On ophthalmic exam both of Ranger’s eyes were similar. Ranger was menace positive with no signs of pain. There was no abnormal discharge. Neurophthalmology showed normal direct and consensual PLR. Dazzle and Corneal Reflex were also normal. The internal eye showed immature cataracts. I was unable to visualise the fundus. The external eye and adnexa were unremarkable.
- Schirmer tear test: 24mm for the R and 25mm for the L
- Intra-ocular pressure (IOP -Tonopen): 13mmHg for the R and 9mmHg for the L
Following this ophthalmic examination it was determined that Ranger would be a good candidate for cataract surgery, and PREDNEFRIN FORTE (prednisolone acetate 10mg/ml, phenylephrine 1.5mg/ml) was dispensed immediately (1 drop into both eyes q12h) and an appointment made for surgery 1 week later. 3 days prior to surgery the PREDNEFRIN FORTE was increased to q 6h. Additionally CHLORSIG (chloramphenicol 0.5%) (1 drop into both eyes q 6h) and MYDRIACYL tropicamide 1% (1 drop onto both q 6h) was also started.
On the day of admission Ranger was fasted and half the normal dose of insulin was administered. Pre-anaesthetic bloods were performed, and were found to be essentially unremarkable. Both eyes were dilated with atropine prior to surgery.
After the induction of anaesthesia the following procedures were performed without complication at the R eye: –
- Cataract removal by phacoemulsification
- Insertion of a 13mm 60V Acri-Vet intra-ocular lens (IOL) into the lens capsular bag
- Closure of the corneal wounds with 9/0 PGA
- Injection of 0.05mls Depo Medrol into the dorsal sub-conjunctival space
Ranger’s right cataract was removed in a smooth operation and he was discharged later the same day. Following surgery the pre-op routine was continued, except the MYDRIACYL was stopped. Oral enrofloxacin and meloxicam were dispensed, to be started 24h post surgery as SQ injections had been given that day.
7 DAY POST OP EXAM
Ranger was responding visually, there was little sign of discomfort and no abnormal discharge. Neurophthalmology was unremarkable. The internal eye showed a well centred IOL and a clearing visual axis.
14 DAY POST OP EXAM
Ranger was visual, with no signs of discomfort and no abnormal discharge. Neurophthalmology was unremarkable. The internal eye showed a well centred IOL and a clear visual axis.

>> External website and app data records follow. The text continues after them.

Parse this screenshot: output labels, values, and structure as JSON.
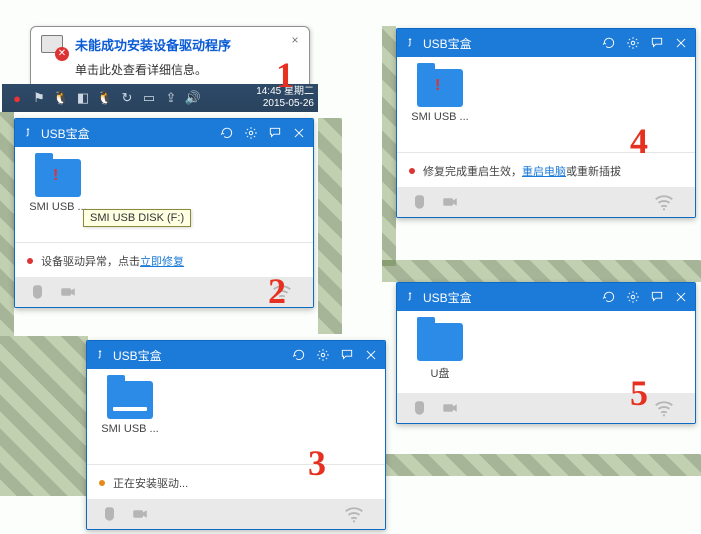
{
  "balloon": {
    "title": "未能成功安装设备驱动程序",
    "subtitle": "单击此处查看详细信息。",
    "close": "×"
  },
  "taskbar": {
    "time": "14:45 星期二",
    "date": "2015-05-26"
  },
  "panels": {
    "common": {
      "title": "USB宝盒"
    },
    "p2": {
      "drive_label": "SMI USB ...",
      "tooltip": "SMI USB DISK (F:)",
      "status_prefix": "设备驱动异常，点击",
      "status_link": "立即修复"
    },
    "p3": {
      "drive_label": "SMI USB ...",
      "status": "正在安装驱动..."
    },
    "p4": {
      "drive_label": "SMI USB ...",
      "status_prefix": "修复完成重启生效，",
      "status_link": "重启电脑",
      "status_suffix": "或重新插拔"
    },
    "p5": {
      "drive_label": "U盘"
    }
  },
  "annotations": {
    "a1": "1",
    "a2": "2",
    "a3": "3",
    "a4": "4",
    "a5": "5"
  }
}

The fundus was unremarkable.
Ranger’s cataract surgery was successful and remains so (telephone follow-up). Ranger has had a corresponding increase in quality of life with the return of his vision.